6 Ways to Save the World by Grocery Shopping
You don't have to run a farm (or spend a fortune) to eat sustainable food. Just buy groceries with an eye toward the environment.
Grocery shopping basket
Buy Less
A recent report by the Food and Agriculture Organization of the United Nations found that globally, roughly one-third of all food produced for human consumption is wasted. Sometimes supersizing it isn't the cheapest option, and as Carla Power learned when she began analyzing her spending habits, deliberating how you spend can actually be thrilling.
If You Can't Grown Your Own Tomatoes...
Growing your own is actually pretty easy (here are four simple rules to help you start), but if it's not an option, follow the advice of Barry Estabrook, whose book Tomatoland: How Modern Industrial Agriculture Destroyed Our Most Alluring Fruit exposes the appalling working and growing conditions in Florida's tomato industry, which put other industries that are supported by migrant workers to shame. Estabrook says, "My policy is that the closer to your back door that a tomato was grown, the better it is going to be in all respects. If you can get locally grown tomatoes in season at your supermarket, more power to you." In the off-season, Estabrook eats Campari tomatoes, ping-pong-ball sized salad tomatoes that are juicy and flavorful, and are grown hydroponically in greenhouses without any pesticides.
Eat Fresh, Never Frozen, Wild-Caught Shrimp
Barton Seaver, a sustainable seafood expert and author of For Cod & Country, writes that much of the shrimp sold at fish counters is farm-raised, and most comes from largely unregulated farms in Southeast Asia and South America that have a significant negative impact on their environments. Shrimp fisheries in the U.S. are the best regulated in the world, and Seaver is a fan of shrimp from Maine and the Gulf (which, following the oil spill last year, is now safe to eat). Most seafood counters and fishmongers now display signs explaining where the food comes from.
Chocolate bar
Look for Non-GMO Candy and Chocolate Products
Many sweets are made with genetically modified organisms (soy lecithin is one that shows up often on ingredient labels). But if you keep an eye out for labels saying chocolate is certified organic, that means it can't be made with GMOs. Ghirardelli, Green & Black's, Lindt and Newman's Own all make chocolates that qualify. For more information about the problems that foods produced from genetically modified organisms pose and how you can keep them out of your diet, check out this interview with Dr. Oz and author Jeffrey Smith.
Cheese, milk and yogurt

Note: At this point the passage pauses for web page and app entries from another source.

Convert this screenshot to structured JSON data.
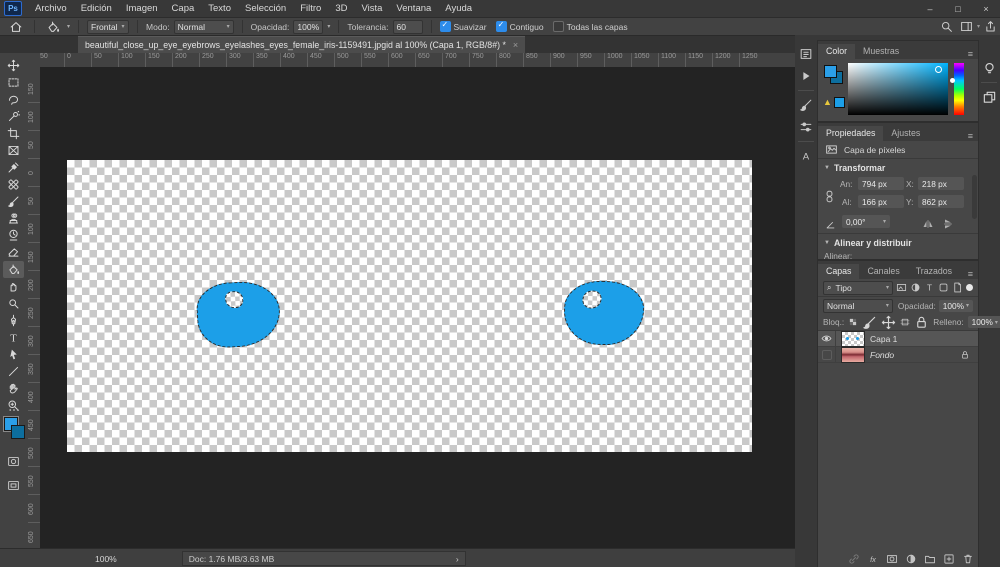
{
  "accent_blue": "#1c9fe8",
  "menubar": {
    "logo": "Ps",
    "items": [
      "Archivo",
      "Edición",
      "Imagen",
      "Capa",
      "Texto",
      "Selección",
      "Filtro",
      "3D",
      "Vista",
      "Ventana",
      "Ayuda"
    ],
    "window_controls": [
      "–",
      "□",
      "×"
    ]
  },
  "options_bar": {
    "sample_mode": "Frontal",
    "modo_label": "Modo:",
    "modo_value": "Normal",
    "opacidad_label": "Opacidad:",
    "opacidad_value": "100%",
    "tolerancia_label": "Tolerancia:",
    "tolerancia_value": "60",
    "checkboxes": [
      {
        "label": "Suavizar",
        "checked": true
      },
      {
        "label": "Contiguo",
        "checked": true
      },
      {
        "label": "Todas las capas",
        "checked": false
      }
    ],
    "right_icons": [
      "search",
      "workspace",
      "share"
    ]
  },
  "document_tab": {
    "title": "beautiful_close_up_eye_eyebrows_eyelashes_eyes_female_iris-1159491.jpgid al 100% (Capa 1, RGB/8#) *",
    "close": "×"
  },
  "toolbar": {
    "selected_tool": "paint-bucket",
    "tools": [
      "move",
      "marquee",
      "lasso",
      "quick-selection",
      "crop",
      "frame",
      "eyedropper",
      "healing-brush",
      "brush",
      "clone-stamp",
      "history-brush",
      "eraser",
      "paint-bucket",
      "smudge",
      "dodge",
      "pen",
      "type",
      "path-selection",
      "shape",
      "hand",
      "zoom"
    ],
    "extras": [
      "ellipsis",
      "quick-mask",
      "screen-mode"
    ],
    "foreground_color": "#2b9fe8",
    "background_color": "#0d6e9e"
  },
  "rulers": {
    "horizontal_labels": [
      "50",
      "0",
      "50",
      "100",
      "150",
      "200",
      "250",
      "300",
      "350",
      "400",
      "450",
      "500",
      "550",
      "600",
      "650",
      "700",
      "750",
      "800",
      "850",
      "900",
      "950",
      "1000",
      "1050",
      "1100",
      "1150",
      "1200",
      "1250"
    ],
    "vertical_labels": [
      "150",
      "100",
      "50",
      "0",
      "50",
      "100",
      "150",
      "200",
      "250",
      "300",
      "350",
      "400",
      "450",
      "500",
      "550",
      "600",
      "650"
    ]
  },
  "canvas": {
    "blob_color": "#1c9fe8",
    "description": "transparent document with two blue filled selections"
  },
  "panel_rail_left": [
    "history",
    "actions",
    "brush-settings",
    "tool-presets",
    "glyphs"
  ],
  "panel_rail_right": [
    "learn",
    "libraries"
  ],
  "color_panel": {
    "tabs": [
      "Color",
      "Muestras"
    ],
    "active_tab": "Color",
    "field_hue": "#00b4ff"
  },
  "properties_panel": {
    "tabs": [
      "Propiedades",
      "Ajustes"
    ],
    "active_tab": "Propiedades",
    "layer_type": "Capa de píxeles",
    "transform_title": "Transformar",
    "an_label": "An:",
    "an_value": "794 px",
    "x_label": "X:",
    "x_value": "218 px",
    "al_label": "Al:",
    "al_value": "166 px",
    "y_label": "Y:",
    "y_value": "862 px",
    "angle_value": "0,00°",
    "align_title": "Alinear y distribuir",
    "align_label": "Alinear:"
  },
  "layers_panel": {
    "tabs": [
      "Capas",
      "Canales",
      "Trazados"
    ],
    "active_tab": "Capas",
    "filter_label": "Tipo",
    "filter_icons": [
      "pixel-filter",
      "adjustment-filter",
      "type-filter",
      "shape-filter",
      "smart-filter"
    ],
    "blend_mode": "Normal",
    "opacidad_label": "Opacidad:",
    "opacidad_value": "100%",
    "bloq_label": "Bloq.:",
    "lock_icons": [
      "lock-transparency",
      "lock-paint",
      "lock-move",
      "lock-artboard",
      "lock-all"
    ],
    "relleno_label": "Relleno:",
    "relleno_value": "100%",
    "layers": [
      {
        "name": "Capa 1",
        "visible": true,
        "selected": true,
        "locked": false,
        "thumb": "checker"
      },
      {
        "name": "Fondo",
        "visible": false,
        "selected": false,
        "locked": true,
        "thumb": "photo"
      }
    ],
    "bottom_icons": [
      "link",
      "fx",
      "mask",
      "adjustment",
      "group",
      "new-layer",
      "delete"
    ]
  },
  "status_bar": {
    "zoom": "100%",
    "doc_info": "Doc: 1.76 MB/3.63 MB",
    "chevron": "›"
  }
}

Seek Out rBGH-Free Dairy Products
That means they are made with milk from cows who have not been given artificial bovine growth hormones. The website Sustainable Table lists which products are safe, and it includes everything from Ben & Jerry's ice cream to Stonyfield Farms yogurt.
Find Food Purveyors In Your Area Who Make Sustainable Foods
You may already be shopping at your local farmers' market, but there could also be a butcher just a few miles away selling sustainably-raised meat... if only you knew about it. Use Eat Well Guide to find bakers, butchers, caterers, grocers and other venues where you can buy sustainable foods near where you live. You can search by keywords ("CSA," "gluten-free"), zip code, city or state. Or you can enter the starting and ending points of a road trip, and the site will tell you where to eat and shop along the way.